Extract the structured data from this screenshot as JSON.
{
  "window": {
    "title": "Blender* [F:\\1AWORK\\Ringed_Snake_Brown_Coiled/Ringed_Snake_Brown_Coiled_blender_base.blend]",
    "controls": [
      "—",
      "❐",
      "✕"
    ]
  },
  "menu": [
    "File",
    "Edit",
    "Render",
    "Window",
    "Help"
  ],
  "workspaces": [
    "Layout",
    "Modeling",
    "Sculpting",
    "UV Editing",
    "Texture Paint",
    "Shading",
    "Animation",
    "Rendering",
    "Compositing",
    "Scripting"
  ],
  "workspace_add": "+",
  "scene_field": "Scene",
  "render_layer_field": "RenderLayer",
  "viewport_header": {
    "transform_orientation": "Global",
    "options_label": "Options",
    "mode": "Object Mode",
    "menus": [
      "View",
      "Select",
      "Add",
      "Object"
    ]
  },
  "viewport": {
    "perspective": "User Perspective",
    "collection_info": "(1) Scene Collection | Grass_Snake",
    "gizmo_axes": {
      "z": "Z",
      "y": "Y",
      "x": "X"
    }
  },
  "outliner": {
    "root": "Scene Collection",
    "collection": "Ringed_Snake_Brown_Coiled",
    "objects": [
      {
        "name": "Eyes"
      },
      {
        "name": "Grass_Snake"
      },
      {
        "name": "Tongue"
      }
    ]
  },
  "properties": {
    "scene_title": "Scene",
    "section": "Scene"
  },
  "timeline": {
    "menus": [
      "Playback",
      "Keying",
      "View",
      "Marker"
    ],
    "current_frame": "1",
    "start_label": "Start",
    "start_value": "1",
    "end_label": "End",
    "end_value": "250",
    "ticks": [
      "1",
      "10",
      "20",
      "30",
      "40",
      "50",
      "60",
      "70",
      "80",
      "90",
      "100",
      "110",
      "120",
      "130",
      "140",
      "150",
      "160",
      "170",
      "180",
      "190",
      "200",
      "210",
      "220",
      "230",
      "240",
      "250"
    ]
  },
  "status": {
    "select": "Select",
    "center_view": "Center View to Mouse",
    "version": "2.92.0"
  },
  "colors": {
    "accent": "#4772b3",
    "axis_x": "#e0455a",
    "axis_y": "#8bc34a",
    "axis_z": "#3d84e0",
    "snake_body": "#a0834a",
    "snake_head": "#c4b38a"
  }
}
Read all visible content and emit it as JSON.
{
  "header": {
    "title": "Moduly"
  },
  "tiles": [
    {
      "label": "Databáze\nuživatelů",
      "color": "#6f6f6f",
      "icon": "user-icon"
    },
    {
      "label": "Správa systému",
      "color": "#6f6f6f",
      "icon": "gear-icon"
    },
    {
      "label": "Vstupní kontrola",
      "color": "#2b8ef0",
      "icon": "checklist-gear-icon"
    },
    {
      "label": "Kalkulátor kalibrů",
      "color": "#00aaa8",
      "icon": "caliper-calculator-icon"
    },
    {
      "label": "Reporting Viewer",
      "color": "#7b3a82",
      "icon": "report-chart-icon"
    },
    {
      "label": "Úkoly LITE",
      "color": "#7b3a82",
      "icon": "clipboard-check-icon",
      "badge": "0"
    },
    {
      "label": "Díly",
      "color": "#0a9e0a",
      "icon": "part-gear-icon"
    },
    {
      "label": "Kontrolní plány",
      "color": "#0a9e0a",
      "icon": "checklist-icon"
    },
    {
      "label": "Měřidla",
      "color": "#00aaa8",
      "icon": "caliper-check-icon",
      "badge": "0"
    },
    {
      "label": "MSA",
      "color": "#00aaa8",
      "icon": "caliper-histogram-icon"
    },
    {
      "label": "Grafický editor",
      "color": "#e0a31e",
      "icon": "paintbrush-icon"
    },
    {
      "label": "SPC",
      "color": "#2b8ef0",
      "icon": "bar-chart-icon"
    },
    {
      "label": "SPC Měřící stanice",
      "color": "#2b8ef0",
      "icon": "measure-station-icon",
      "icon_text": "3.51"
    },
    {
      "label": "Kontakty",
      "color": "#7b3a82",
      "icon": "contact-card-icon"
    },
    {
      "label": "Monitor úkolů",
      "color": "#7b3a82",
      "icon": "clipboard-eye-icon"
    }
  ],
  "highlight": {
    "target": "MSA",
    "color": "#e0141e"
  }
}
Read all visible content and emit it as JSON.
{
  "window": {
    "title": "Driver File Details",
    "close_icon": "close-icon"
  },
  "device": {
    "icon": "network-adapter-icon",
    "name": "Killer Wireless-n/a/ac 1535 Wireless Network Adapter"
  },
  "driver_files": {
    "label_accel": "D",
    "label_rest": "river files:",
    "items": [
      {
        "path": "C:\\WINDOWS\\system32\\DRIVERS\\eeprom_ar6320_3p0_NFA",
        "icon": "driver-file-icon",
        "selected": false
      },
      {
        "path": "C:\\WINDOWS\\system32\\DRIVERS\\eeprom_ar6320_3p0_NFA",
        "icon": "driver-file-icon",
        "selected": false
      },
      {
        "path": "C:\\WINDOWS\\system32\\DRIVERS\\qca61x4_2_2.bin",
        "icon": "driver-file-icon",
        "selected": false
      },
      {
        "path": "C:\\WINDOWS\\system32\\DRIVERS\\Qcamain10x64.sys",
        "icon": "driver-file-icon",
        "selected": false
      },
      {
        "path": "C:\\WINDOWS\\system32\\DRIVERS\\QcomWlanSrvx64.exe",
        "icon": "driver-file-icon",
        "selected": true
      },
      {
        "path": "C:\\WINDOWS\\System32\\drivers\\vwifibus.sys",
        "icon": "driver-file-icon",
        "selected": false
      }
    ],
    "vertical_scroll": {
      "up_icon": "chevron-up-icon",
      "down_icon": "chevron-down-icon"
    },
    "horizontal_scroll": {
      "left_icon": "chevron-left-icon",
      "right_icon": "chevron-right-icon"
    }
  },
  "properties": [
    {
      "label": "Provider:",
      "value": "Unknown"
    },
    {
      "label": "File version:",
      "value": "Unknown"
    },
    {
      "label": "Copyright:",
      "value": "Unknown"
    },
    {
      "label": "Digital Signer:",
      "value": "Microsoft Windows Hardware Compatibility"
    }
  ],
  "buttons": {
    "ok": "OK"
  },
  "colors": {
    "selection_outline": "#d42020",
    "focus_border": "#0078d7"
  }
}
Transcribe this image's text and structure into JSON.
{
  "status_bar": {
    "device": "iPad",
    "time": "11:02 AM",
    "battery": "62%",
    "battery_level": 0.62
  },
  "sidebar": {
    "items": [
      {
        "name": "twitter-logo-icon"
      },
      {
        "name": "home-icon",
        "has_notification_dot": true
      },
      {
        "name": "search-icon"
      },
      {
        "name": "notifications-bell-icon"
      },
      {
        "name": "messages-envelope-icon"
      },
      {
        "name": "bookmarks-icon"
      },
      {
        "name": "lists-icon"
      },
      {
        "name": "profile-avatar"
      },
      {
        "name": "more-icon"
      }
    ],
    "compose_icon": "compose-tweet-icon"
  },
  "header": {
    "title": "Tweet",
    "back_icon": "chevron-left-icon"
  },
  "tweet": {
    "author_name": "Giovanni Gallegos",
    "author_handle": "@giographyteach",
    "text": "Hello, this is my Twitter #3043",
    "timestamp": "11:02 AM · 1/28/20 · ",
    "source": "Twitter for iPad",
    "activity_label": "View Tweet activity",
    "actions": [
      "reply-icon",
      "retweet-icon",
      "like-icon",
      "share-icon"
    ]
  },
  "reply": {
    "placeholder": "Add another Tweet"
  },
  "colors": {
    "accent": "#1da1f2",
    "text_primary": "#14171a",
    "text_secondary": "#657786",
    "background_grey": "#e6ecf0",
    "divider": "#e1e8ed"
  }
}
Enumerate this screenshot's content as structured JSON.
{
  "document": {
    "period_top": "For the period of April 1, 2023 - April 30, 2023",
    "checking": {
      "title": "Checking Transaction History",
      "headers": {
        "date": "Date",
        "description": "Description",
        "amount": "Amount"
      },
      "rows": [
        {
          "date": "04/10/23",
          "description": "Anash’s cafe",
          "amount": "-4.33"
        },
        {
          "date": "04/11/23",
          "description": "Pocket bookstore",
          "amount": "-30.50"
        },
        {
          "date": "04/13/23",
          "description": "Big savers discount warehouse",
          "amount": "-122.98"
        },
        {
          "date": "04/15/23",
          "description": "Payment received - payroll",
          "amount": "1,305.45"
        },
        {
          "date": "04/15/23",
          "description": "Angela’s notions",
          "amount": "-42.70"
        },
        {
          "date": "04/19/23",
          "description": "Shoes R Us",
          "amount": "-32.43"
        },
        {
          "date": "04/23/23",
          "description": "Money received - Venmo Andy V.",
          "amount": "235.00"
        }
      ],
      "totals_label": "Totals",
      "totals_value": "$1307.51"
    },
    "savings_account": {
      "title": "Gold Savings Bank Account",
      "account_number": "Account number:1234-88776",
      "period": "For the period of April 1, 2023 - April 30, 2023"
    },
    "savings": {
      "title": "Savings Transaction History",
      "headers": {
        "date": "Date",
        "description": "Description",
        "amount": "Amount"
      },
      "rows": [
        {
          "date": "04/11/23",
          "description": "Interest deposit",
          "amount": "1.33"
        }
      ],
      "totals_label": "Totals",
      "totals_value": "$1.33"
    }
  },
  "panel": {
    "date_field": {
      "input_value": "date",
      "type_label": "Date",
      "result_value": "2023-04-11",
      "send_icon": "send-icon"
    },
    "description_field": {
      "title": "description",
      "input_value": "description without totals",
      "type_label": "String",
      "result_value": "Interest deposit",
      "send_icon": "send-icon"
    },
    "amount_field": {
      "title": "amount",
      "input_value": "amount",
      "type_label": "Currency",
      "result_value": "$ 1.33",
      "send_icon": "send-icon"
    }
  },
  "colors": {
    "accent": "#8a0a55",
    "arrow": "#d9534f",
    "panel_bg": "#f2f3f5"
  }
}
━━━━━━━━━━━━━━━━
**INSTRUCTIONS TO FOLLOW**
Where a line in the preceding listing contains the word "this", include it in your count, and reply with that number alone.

**TASK ANSWER**
4